New Orleans traded Josh Hart, Tomas Satoransky, Nickeil Alexander-Walker, Didi Louzada, a 2022 protected first-round pick (turns into 2025 first-round pick that is top-4 protected), and two future second-round picks for McCollum, Larry Nance Jr., and Tony Snell.

New Orleans now has their core of McCollum, Zion Williamson, and Brandon Ingram under contract for the next three seasons.

The expectations will be high for the Pelicans for the next few years. After starting last season 1-12, first-year head coach Willie Green helped turn the team around, and they finished 36-46 before beating the Spurs and Clippers in the play-in tournament. Their season ended after losing to the Suns 4-2 in the first round of the playoffs.

McCollum averaged 24.3 points, 4.5 rebounds, 5.8 assists, 1.3 steals, and 2.7 triples per game after the trade to New Orleans.

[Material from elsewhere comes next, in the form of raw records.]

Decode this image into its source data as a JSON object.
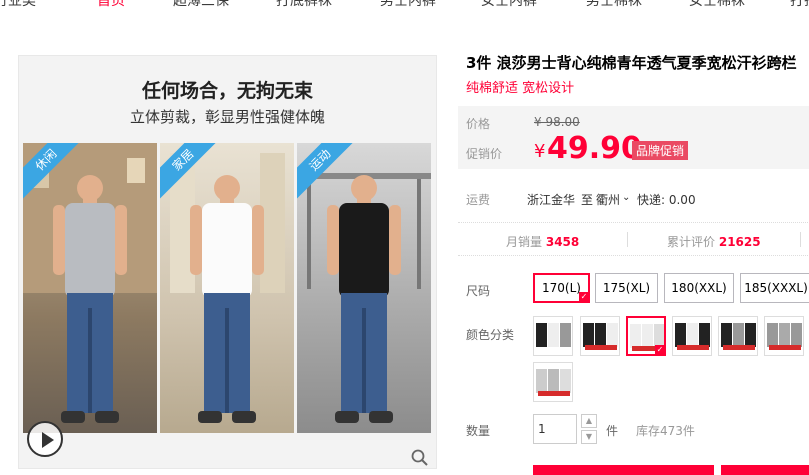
{
  "nav": {
    "items": [
      "行业类",
      "首页",
      "超薄三保",
      "打底裤袜",
      "男士内裤",
      "女士内裤",
      "男士棉袜",
      "女士棉袜",
      "打折"
    ],
    "active_index": 1
  },
  "gallery": {
    "headline": "任何场合，无拘无束",
    "subline": "立体剪裁，彰显男性强健体魄",
    "tags": [
      "休闲",
      "家居",
      "运动"
    ]
  },
  "product": {
    "title": "3件 浪莎男士背心纯棉青年透气夏季宽松汗衫跨栏",
    "subtitle": "纯棉舒适 宽松设计",
    "price_label": "价格",
    "price_original": "¥ 98.00",
    "promo_label": "促销价",
    "promo_symbol": "¥",
    "promo_price": "49.90",
    "promo_badge": "品牌促销",
    "ship_label": "运费",
    "ship_from": "浙江金华",
    "ship_to_word": "至",
    "ship_to": "衢州",
    "ship_fee": "快递: 0.00",
    "monthly_label": "月销量",
    "monthly_value": "3458",
    "reviews_label": "累计评价",
    "reviews_value": "21625",
    "size_label": "尺码",
    "sizes": [
      "170(L)",
      "175(XL)",
      "180(XXL)",
      "185(XXXL)"
    ],
    "selected_size_index": 0,
    "color_label": "颜色分类",
    "selected_color_index": 2,
    "qty_label": "数量",
    "qty_value": "1",
    "qty_unit": "件",
    "stock": "库存473件"
  },
  "colors": {
    "accent": "#ff0036",
    "tag_blue": "#3ba6e3",
    "badge": "#ea4a63"
  }
}
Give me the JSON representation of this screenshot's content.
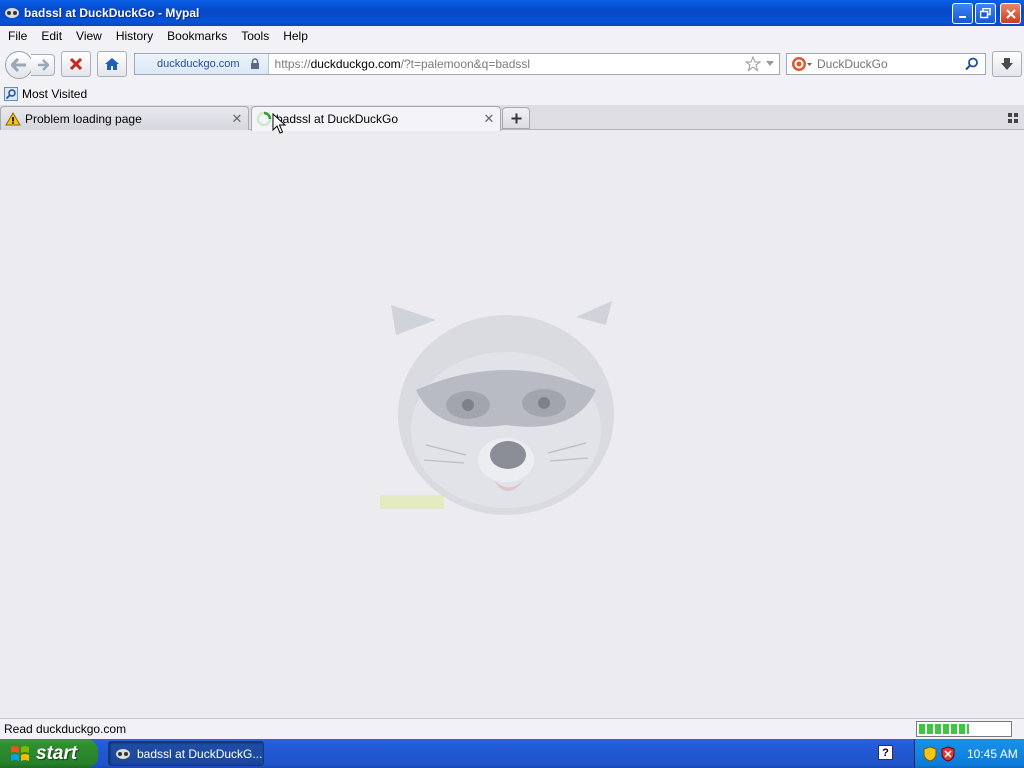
{
  "window": {
    "title": "badssl at DuckDuckGo - Mypal"
  },
  "menubar": {
    "items": [
      "File",
      "Edit",
      "View",
      "History",
      "Bookmarks",
      "Tools",
      "Help"
    ]
  },
  "navbar": {
    "identity_domain": "duckduckgo.com",
    "url_prefix": "https://",
    "url_host": "duckduckgo.com",
    "url_path": "/?t=palemoon&q=badssl",
    "search_placeholder": "DuckDuckGo"
  },
  "bookmarks": {
    "most_visited": "Most Visited"
  },
  "tabs": [
    {
      "label": "Problem loading page",
      "state": "warning"
    },
    {
      "label": "badssl at DuckDuckGo",
      "state": "loading"
    }
  ],
  "statusbar": {
    "text": "Read duckduckgo.com",
    "progress": 0.55
  },
  "taskbar": {
    "start_label": "start",
    "task_label": "badssl at DuckDuckG...",
    "clock": "10:45 AM"
  },
  "colors": {
    "accent": "#0a5ee6",
    "progress": "#3ec63e"
  }
}
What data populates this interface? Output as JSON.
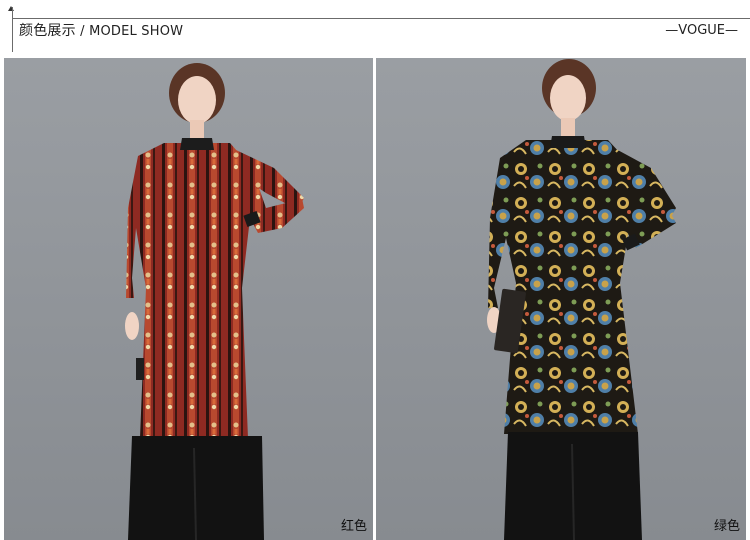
{
  "header": {
    "title_cn": "颜色展示",
    "separator": " / ",
    "title_en": "MODEL SHOW",
    "brand": "—VOGUE—"
  },
  "photos": [
    {
      "color_label": "红色",
      "colors": {
        "background": "#8f9398",
        "dress_main": "#8e2a22",
        "dress_accent": "#d9b37a",
        "pants": "#121212",
        "skin": "#f0d4c4",
        "hair": "#5a3526"
      }
    },
    {
      "color_label": "绿色",
      "colors": {
        "background": "#8f9398",
        "dress_main": "#1e1a14",
        "dress_accent": "#d3b056",
        "dress_accent2": "#4f7fa8",
        "pants": "#121212",
        "skin": "#f0d4c4",
        "hair": "#5a3526"
      }
    }
  ]
}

The return of Zion this season, along with the success of last year’s team, has the team expecting a return to the playoffs. Locking up their star guard in McCollum emphasizes that their rebuild is over. After missing the playoffs during their first three seasons in the post-AD era, they don’t expect to return to the lottery for a long time. The big question surrounding their potential success will be Zion’s health.